I tightened my tie and stepped outside greeted by the 91 degree dawn and 80% humidity. After nearly a month of preparatory lectures, state orientations, and bureaucratic gatherings, I was eager to finally meet my fellow teachers and students. My car pulled up to SMK Mahmud, a sprawling multistory campus cropped out of the heavily treed Malaysian jungle. The students had gathered in an assembly hall that was constructed in 1908 during the British colonial era of Malaya. As we entered the hall and took the stage the students grew silent. Several rounds of introductions were made in Bahasa Melayu, until they handed the mic to me and told me to describe myself.

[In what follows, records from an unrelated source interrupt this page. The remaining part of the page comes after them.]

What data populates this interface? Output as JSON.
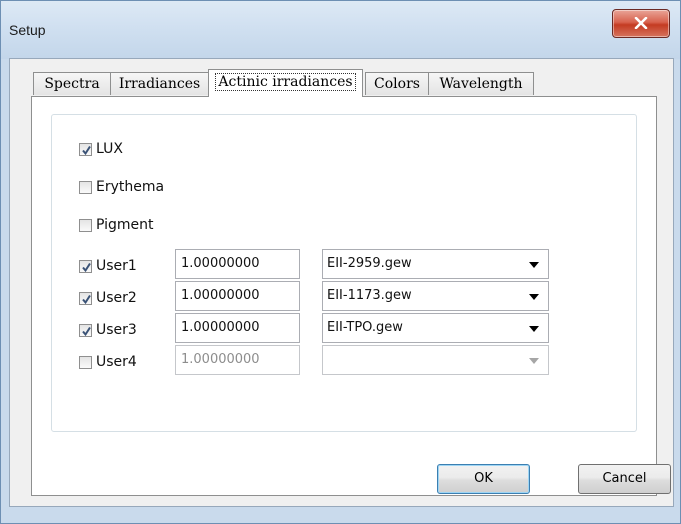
{
  "window": {
    "title": "Setup"
  },
  "tabs": [
    {
      "label": "Spectra"
    },
    {
      "label": "Irradiances"
    },
    {
      "label": "Actinic irradiances"
    },
    {
      "label": "Colors"
    },
    {
      "label": "Wavelength"
    }
  ],
  "active_tab": "Actinic irradiances",
  "options": {
    "lux": {
      "label": "LUX",
      "checked": true
    },
    "erythema": {
      "label": "Erythema",
      "checked": false
    },
    "pigment": {
      "label": "Pigment",
      "checked": false
    }
  },
  "users": [
    {
      "label": "User1",
      "checked": true,
      "factor": "1.00000000",
      "file": "EII-2959.gew",
      "enabled": true
    },
    {
      "label": "User2",
      "checked": true,
      "factor": "1.00000000",
      "file": "EII-1173.gew",
      "enabled": true
    },
    {
      "label": "User3",
      "checked": true,
      "factor": "1.00000000",
      "file": "EII-TPO.gew",
      "enabled": true
    },
    {
      "label": "User4",
      "checked": false,
      "factor": "1.00000000",
      "file": "",
      "enabled": false
    }
  ],
  "buttons": {
    "ok": "OK",
    "cancel": "Cancel"
  },
  "colors": {
    "check": "#3a5276",
    "titlebar": "#cfdff0",
    "close": "#c43b22"
  }
}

After sharing my family background and personal interests we proceeded to take several rounds of photos and I shook hands with all of the boys in the school. The students and faculty greeted me with genuine hospitality, in fact I have never felt such a warm welcome. As I was then taken on a full tour of the school, at every corner I was greeted with "Goodmorning Chikgu" and a warm smile (Chikgu translates to teacher in Bahasa Melayu).
SMK Mahmud is a secondary school offering Form 1 (7th Grade), Form 2 (8th Grade), Form 3 (9th Grade), Form 4 (10th Grade), Form 5 (11th Grade), and Form 6 (12th Grade). Coming to Malaysia I anticipated a great degree of multiculturalism, and SMK Mahmud is a prime example. SMK Mahmud has around 1000 students consisting of roughly 55% Malay, 25% Chinese, 15% Indian, and 5% Orang Asli (indigenous). The Malay population in general is Muslim and speaks Bahasa Melayu. The Chinese population primarily speaks mandarin (and Bahasa Melayu) and predominantly practices Mahayana Buddhism, Taoism, or Christianity. The Indian population speaks Tamil (and Bahasa Melayu) and predominantly practices Hinduism.
Like Malaysia as a whole, SMK Mahmud is predominantly Muslim. Passages from the Quran in Arabic are seen throughout the classroom and Friday is a halfday for Namaz Jumah (Friday prayer time). The female school uniform for Malay students consists of a tudung (Malay: translating to cover or veil). Many class periods and assemblies also begin with a prayer. Students also have the option to take mandrin, tamil, bahasa melayu or Arabic language classes. In Malaysia all holidays are celebrated, be that Chinese, Hindu, christian, or Malay. Amidst this multiculturalism there is a idiosyncratic self-segregation in assembly halls and classrooms where the Chinese, Indian, and Malay students tend to coalesce into distinctive cultural/identity groups.
At the end of my first day I headed to the canteen (the school cafeteria) filled with an incredible assortment of freshly cooked Indian and Malay dishes. I had the opportunity to sit down and speak with several students and teachers about everything from Malaysian dishes, islam, politics, to US foreign policy, and Donald Trump. I am sure we will be having a lot more conversations as the year progresses and I look forward to getting to know all my students and really diving into the classroom these next few weeks! Below is a picture of my first successful English workshop this afternoon!